Gone - Michael Grant
Reading Challenge Category: a book that has more than 500 pages
In the blink of an eye, everyone disappears. Gone. Except for the young. There are teens, but not one single adult. Just as suddenly, there are no phones, no internet, no television. No way to get help. And no way to figure out what's happened. Hunger threatens. Bullies rule. A sinister creature lurks. Animals are mutating. And the teens themselves are changing, developing new talents—unimaginable, dangerous, deadly powers—that grow stronger by the day. It's a terrifying new world. Sides are being chosen, a fight is shaping up. Townies against rich kids. Bullies against the weak. Powerful against powerless. And time is running out: on your birthday, you disappear just like everyone else. . . . Michael Grant's Gone has been praised for its compelling storytelling, multidimensional characters, and multiple points of view.
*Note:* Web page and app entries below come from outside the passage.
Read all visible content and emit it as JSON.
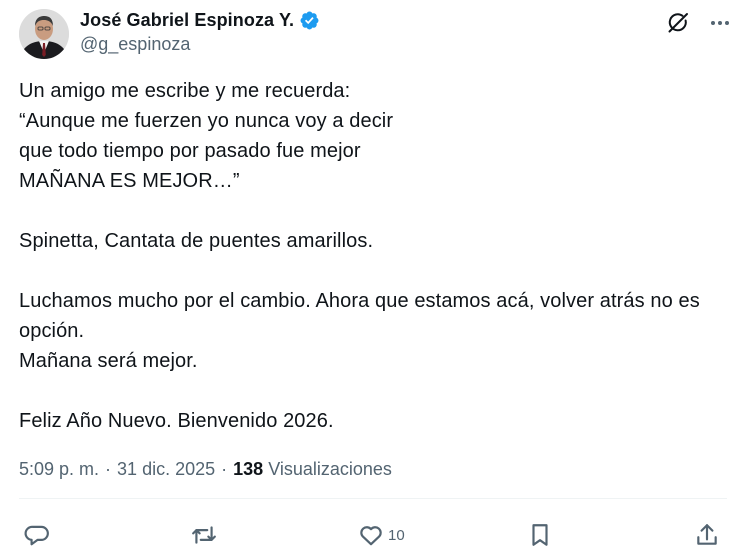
{
  "author": {
    "display_name": "José Gabriel Espinoza Y.",
    "handle": "@g_espinoza",
    "verified": true,
    "verified_color": "#1d9bf0"
  },
  "tweet": {
    "text": "Un amigo me escribe y me recuerda:\n“Aunque me fuerzen yo nunca voy a decir\nque todo tiempo por pasado fue mejor\nMAÑANA ES MEJOR…”\n\nSpinetta, Cantata de puentes amarillos.\n\nLuchamos mucho por el cambio. Ahora que estamos acá, volver atrás no es opción.\nMañana será mejor.\n\nFeliz Año Nuevo. Bienvenido 2026."
  },
  "meta": {
    "time": "5:09 p. m.",
    "separator": "·",
    "date": "31 dic. 2025",
    "views_count": "138",
    "views_label": "Visualizaciones"
  },
  "actions": {
    "reply": {
      "icon": "reply-icon",
      "count": ""
    },
    "repost": {
      "icon": "repost-icon",
      "count": ""
    },
    "like": {
      "icon": "heart-icon",
      "count": "10"
    },
    "bookmark": {
      "icon": "bookmark-icon",
      "count": ""
    },
    "share": {
      "icon": "share-icon",
      "count": ""
    }
  },
  "colors": {
    "text": "#0f1419",
    "secondary": "#536471",
    "divider": "#eff3f4"
  }
}
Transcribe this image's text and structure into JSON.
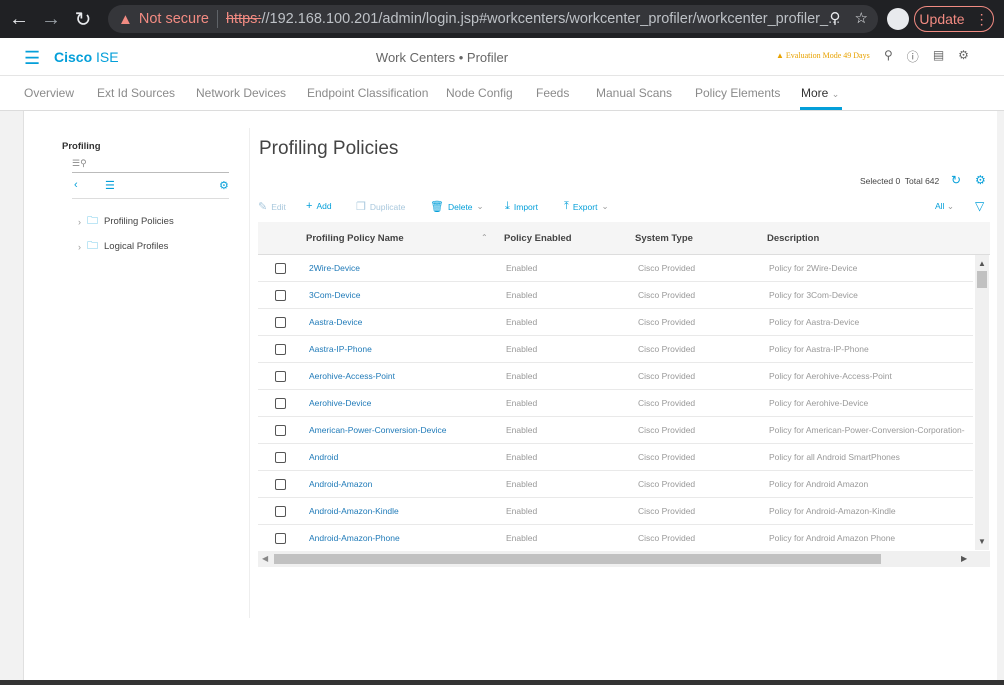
{
  "browser": {
    "not_secure": "Not secure",
    "url_scheme": "https:",
    "url_rest": "//192.168.100.201/admin/login.jsp#workcenters/workcenter_profiler/workcenter_profiler_...",
    "update_label": "Update"
  },
  "header": {
    "brand_cisco": "Cisco",
    "brand_ise": "ISE",
    "title": "Work Centers • Profiler",
    "eval_mode": "Evaluation Mode 49 Days"
  },
  "tabs": [
    {
      "label": "Overview"
    },
    {
      "label": "Ext Id Sources"
    },
    {
      "label": "Network Devices"
    },
    {
      "label": "Endpoint Classification"
    },
    {
      "label": "Node Config"
    },
    {
      "label": "Feeds"
    },
    {
      "label": "Manual Scans"
    },
    {
      "label": "Policy Elements"
    },
    {
      "label": "More"
    }
  ],
  "sidebar": {
    "title": "Profiling",
    "items": [
      {
        "label": "Profiling Policies"
      },
      {
        "label": "Logical Profiles"
      }
    ]
  },
  "main": {
    "title": "Profiling Policies",
    "selected_label": "Selected 0",
    "total_label": "Total 642",
    "filter_label": "All"
  },
  "toolbar": {
    "edit": "Edit",
    "add": "Add",
    "duplicate": "Duplicate",
    "delete": "Delete",
    "import": "Import",
    "export": "Export"
  },
  "table": {
    "columns": [
      "Profiling Policy Name",
      "Policy Enabled",
      "System Type",
      "Description"
    ],
    "rows": [
      {
        "name": "2Wire-Device",
        "enabled": "Enabled",
        "system": "Cisco Provided",
        "desc": "Policy for 2Wire-Device"
      },
      {
        "name": "3Com-Device",
        "enabled": "Enabled",
        "system": "Cisco Provided",
        "desc": "Policy for 3Com-Device"
      },
      {
        "name": "Aastra-Device",
        "enabled": "Enabled",
        "system": "Cisco Provided",
        "desc": "Policy for Aastra-Device"
      },
      {
        "name": "Aastra-IP-Phone",
        "enabled": "Enabled",
        "system": "Cisco Provided",
        "desc": "Policy for Aastra-IP-Phone"
      },
      {
        "name": "Aerohive-Access-Point",
        "enabled": "Enabled",
        "system": "Cisco Provided",
        "desc": "Policy for Aerohive-Access-Point"
      },
      {
        "name": "Aerohive-Device",
        "enabled": "Enabled",
        "system": "Cisco Provided",
        "desc": "Policy for Aerohive-Device"
      },
      {
        "name": "American-Power-Conversion-Device",
        "enabled": "Enabled",
        "system": "Cisco Provided",
        "desc": "Policy for American-Power-Conversion-Corporation-"
      },
      {
        "name": "Android",
        "enabled": "Enabled",
        "system": "Cisco Provided",
        "desc": "Policy for all Android SmartPhones"
      },
      {
        "name": "Android-Amazon",
        "enabled": "Enabled",
        "system": "Cisco Provided",
        "desc": "Policy for Android Amazon"
      },
      {
        "name": "Android-Amazon-Kindle",
        "enabled": "Enabled",
        "system": "Cisco Provided",
        "desc": "Policy for Android-Amazon-Kindle"
      },
      {
        "name": "Android-Amazon-Phone",
        "enabled": "Enabled",
        "system": "Cisco Provided",
        "desc": "Policy for Android Amazon Phone"
      }
    ]
  }
}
I decided to read this as my last reading challenge book, of a book with more than 500 pages after giving up on ‘Outlander by Diana Gabaldon’. I initially requested a sample from Amazon to see how I got on. I was hooked after page two! I couldn’t stop reading, and before I knew it, I’d finished the sample and had purchased the book. It did get a little strange after the ‘sample section’ and wasn’t what I’d been expecting. This is definitely a cross between ‘Lord of the Flies’, ‘The Dome’ and I think ‘The Vampire Diaries’ (the book versions). Before I started reading this book, I checked to see if it was suitable for an old git like myself (I’m ahem cough 40). With it being a young adult fiction book I didn’t want to get caught up in a ‘youngsters’ book. Some of the reviews said that this ranged for ages ten up. I certainly don’t think this is suitable for any 10-year-old as there are some terrifying moments in it, where even my heart was racing. For a 10-year-old I think it would cause nightmares. This was undeniably a very different book from what I had been expecting to read but I thoroughly enjoyed it, and I can’t wait to read book two. It was very well written, I suppose in a quite simple manner due to it being for the younger audience which made it an effortless read. Nonetheless, it had a lot going on, and you were kept wondering what was going to happen to the protagonist, Sam, right until the end.